When Lizzy Hawker first entered the famed Ultra-Trail du Mont-Blanc (UTMB), a staggering 103-mile race with 31,168 feet of uphill running—more than the equivalent of running up Everest—through the mountains of France, Italy, and Switzerland, it was a simple afterthought to a ten-day climbing vacation. Just ten days before the race, she decided it would be wise to purchase trail running shoes.
“It was my first mountain race,” says the 36-year-old Brit, who now lives in Switzerland. “When I entered in 2005, I had absolutely no idea whether I would even finish. I’d never done anything like that before.”
She did more than finish. She won. Since then, Hawker has won the UTMB an unprecedented five times—a feat that no man or woman has done in a sport where it is difficult to stay uninjured and continually run at the highest levels.
This year’s race was particularly stressful. Strong winds, heavy rain, and snow forced race organizers to shift the course from high passes and shorten the distance to 100 kilometers (about 62 miles) at the last moment. It meant for a faster race, where Hawker’s experience on the course wouldn’t be as much of an advantage. The second-place woman finished 45 minutes off of Hawker’s time. Still hungry to run the full 100 miles, she followed her UTMB finish with a decisive victory weeks later at Run Rabbit Run in Steamboat Springs, Colorado.
Earlier in 2005, the same year she began making her mark as a top endurance athlete, Hawker was finishing up her Ph.D. in physical oceanography and working for the British Antarctic Survey. She deployed research instruments and conducted data analysis aboard a ship skirting the edges of Antarctica to study climate change, yet her love for mountains kept calling her away from the academic world.
“I realized that I wasn’t cut out to be a research scientist,” reflects Hawker, who altered her life to spend more time in the mountains, either running around them or climbing them. With more time to focus on running, backcountry skiing, and climbing, Hawker began to tap into her incredible endurance with victories at some of sport's most difficult races. In 2007, she set the record time for running 199 miles between 5,361-meter Everest Base Camp to Kathmandu, Nepal, in a record of three days, two hours, and 36 minutes.

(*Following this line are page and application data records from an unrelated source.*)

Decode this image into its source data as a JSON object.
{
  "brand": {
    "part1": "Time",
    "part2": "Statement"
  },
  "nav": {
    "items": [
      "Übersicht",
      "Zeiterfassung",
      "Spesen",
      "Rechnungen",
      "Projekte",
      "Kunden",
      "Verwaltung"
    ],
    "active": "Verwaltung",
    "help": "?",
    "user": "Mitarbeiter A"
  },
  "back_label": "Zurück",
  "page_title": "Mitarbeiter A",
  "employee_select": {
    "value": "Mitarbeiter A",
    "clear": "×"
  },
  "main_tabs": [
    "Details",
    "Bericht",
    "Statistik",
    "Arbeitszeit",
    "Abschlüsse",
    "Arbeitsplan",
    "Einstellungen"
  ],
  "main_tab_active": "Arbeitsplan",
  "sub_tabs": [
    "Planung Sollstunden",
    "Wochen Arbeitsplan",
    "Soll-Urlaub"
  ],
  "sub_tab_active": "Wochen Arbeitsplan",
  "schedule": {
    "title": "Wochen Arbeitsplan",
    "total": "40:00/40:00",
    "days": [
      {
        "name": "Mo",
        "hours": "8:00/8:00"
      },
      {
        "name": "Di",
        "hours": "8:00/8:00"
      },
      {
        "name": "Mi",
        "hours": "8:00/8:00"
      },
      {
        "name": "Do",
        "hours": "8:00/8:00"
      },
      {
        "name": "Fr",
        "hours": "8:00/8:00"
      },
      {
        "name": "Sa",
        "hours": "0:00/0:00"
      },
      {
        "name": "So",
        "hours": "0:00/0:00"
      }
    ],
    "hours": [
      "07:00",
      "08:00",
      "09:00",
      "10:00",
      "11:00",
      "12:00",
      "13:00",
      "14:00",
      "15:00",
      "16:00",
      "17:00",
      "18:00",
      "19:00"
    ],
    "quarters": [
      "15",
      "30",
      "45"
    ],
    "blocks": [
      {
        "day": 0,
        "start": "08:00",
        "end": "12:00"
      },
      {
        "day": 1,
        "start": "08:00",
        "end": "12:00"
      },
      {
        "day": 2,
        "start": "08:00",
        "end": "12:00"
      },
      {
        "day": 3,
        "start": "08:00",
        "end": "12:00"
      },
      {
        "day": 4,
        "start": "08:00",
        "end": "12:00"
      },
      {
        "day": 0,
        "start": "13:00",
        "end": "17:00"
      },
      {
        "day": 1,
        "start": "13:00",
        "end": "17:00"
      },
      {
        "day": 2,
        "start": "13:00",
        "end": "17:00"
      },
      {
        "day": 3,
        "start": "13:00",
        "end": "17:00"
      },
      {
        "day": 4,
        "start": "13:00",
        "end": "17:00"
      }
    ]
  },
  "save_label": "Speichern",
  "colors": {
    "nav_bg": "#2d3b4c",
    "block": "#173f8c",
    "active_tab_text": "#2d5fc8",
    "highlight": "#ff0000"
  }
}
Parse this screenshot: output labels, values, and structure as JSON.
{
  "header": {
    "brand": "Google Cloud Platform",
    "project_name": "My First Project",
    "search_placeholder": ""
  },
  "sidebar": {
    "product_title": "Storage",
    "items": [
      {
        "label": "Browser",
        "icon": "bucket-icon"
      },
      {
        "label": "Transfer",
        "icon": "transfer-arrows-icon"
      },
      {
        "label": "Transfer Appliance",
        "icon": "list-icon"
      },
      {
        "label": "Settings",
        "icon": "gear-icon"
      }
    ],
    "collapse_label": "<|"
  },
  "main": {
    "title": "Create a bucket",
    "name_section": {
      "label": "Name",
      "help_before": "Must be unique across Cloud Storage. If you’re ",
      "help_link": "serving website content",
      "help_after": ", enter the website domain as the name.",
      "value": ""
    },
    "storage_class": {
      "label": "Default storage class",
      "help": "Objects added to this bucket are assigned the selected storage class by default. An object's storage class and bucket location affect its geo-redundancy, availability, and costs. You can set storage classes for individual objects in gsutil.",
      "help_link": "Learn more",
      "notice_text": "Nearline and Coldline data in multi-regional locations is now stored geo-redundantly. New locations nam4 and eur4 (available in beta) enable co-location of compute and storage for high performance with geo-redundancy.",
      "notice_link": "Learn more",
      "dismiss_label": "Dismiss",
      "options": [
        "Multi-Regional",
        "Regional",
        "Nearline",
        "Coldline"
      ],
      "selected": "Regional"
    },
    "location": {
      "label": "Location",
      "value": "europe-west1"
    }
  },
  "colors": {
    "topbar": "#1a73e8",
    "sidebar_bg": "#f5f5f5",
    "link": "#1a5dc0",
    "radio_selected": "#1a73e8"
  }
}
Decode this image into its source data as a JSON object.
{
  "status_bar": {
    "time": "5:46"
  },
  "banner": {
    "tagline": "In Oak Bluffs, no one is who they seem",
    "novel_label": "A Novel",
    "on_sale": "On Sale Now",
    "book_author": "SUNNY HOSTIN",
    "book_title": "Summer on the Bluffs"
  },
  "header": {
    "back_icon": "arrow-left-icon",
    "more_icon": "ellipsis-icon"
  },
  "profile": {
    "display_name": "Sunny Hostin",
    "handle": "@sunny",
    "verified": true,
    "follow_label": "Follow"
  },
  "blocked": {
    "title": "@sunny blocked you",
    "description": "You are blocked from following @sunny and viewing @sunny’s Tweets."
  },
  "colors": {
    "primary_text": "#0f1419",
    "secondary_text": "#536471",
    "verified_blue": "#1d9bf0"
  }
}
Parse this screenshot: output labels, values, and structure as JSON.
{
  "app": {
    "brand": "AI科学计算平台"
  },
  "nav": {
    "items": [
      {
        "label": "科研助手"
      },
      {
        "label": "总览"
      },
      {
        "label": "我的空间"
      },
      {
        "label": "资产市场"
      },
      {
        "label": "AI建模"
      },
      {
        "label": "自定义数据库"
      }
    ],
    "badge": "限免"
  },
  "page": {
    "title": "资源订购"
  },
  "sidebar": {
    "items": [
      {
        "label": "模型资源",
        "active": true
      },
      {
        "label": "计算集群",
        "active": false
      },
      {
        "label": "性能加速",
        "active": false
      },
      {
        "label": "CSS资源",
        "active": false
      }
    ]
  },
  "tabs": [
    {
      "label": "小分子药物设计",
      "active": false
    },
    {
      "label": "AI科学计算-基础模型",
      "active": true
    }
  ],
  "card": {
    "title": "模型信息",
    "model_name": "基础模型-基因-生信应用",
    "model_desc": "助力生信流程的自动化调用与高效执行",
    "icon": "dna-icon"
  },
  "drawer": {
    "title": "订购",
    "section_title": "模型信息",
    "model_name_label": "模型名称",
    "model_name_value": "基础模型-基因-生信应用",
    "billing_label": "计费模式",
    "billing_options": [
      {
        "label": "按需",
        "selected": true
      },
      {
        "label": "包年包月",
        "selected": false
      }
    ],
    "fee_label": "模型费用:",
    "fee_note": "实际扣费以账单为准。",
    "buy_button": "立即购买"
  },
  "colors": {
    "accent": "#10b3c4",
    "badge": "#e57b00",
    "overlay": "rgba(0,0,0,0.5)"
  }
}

Hawker continued to grow as a runner even while fighting injuries. In 2011, she set the women’s world record for distance run in a 24-hour period with 153.5 miles in Wales. She also bested her time to set the overall record on the Everest run—this time with a time of two days, 23 hours, and 25 minutes. In the same year, Hawker attempted to run the entire length of the Great Himalaya Trail only to be thwarted when she lost a pouch carrying her permits and satellite phone.
“I still feel like I have more potential to pull out of myself,” says Hawker. “I’m always thinking that I can do more. It surprises me when I look back at what I’ve done.”
Adventure: A lot of endurance athletes are meticulous with the number of miles they do for training. What’s your approach to training?
Lizzy Hawker: I absolutely have no idea how much I run in a year. I’ve reached a high level of endurance now. I really tailor my training to the race that is coming up. I also do road running. I love a variety of running. If I were to guess, I average 80 to 100 miles a week.
A: Do you do anything outside of running to prepare?
LH: I love ski alpinism and ski touring and cross-country skiing. I love climbing and mountaineering. For me, it’s really important to get some mountain time.
A: Does that help with the running?
LH: It’s good for endurance. Running is so specific that you need to run to train—especially if you are working on speed. At the same time, I believe that all your experiences make you into the person you are. If you’re ski mountaineering a lot, apart from helping with your basic endurance, you are exposed to the weather. You are out for long hours on your feet. The more bad conditions you are exposed to, the more you know you can cope with it.
A: You tried to run the Great Himalaya Trail while carrying all your supplies. That’s a massive undertaking that stretches the length of Nepal. What happened?
LH: I managed to lose the trail. There are lots of old hunting trails. The animals have worn parts [of it] as well. It’s very easy to get off the main trail. I was in really steep old-growth forest. I managed to lose a small bag that had the satellite phone and permits for the entire journey. At some point I realized I was feeling light. I was sending messages back to North Face every day and also to a friend in Kathmandu. I told them to give me two nights' grace. By the third night they would be getting worried. I couldn’t tell them I was OK. If I had sprained an ankle there is no way anyone would have found me.
A: That’s some pretty remote country to be lost in. Were you afraid?
LH: It was a hard experience, but at the same time I knew that I would be OK. It was so disappointing because the journey was going well, and I was loving it. It’s just natural to me to be moving quickly in the high mountains.
A: Do you think you will to try it again?
LH: I want to. At the moment Nepal has said that it’s going to bring a rule of no solo trekking. My dream is to make the journey solo. I might need to have someone with me most of the way. I’d love to go back possibly next year.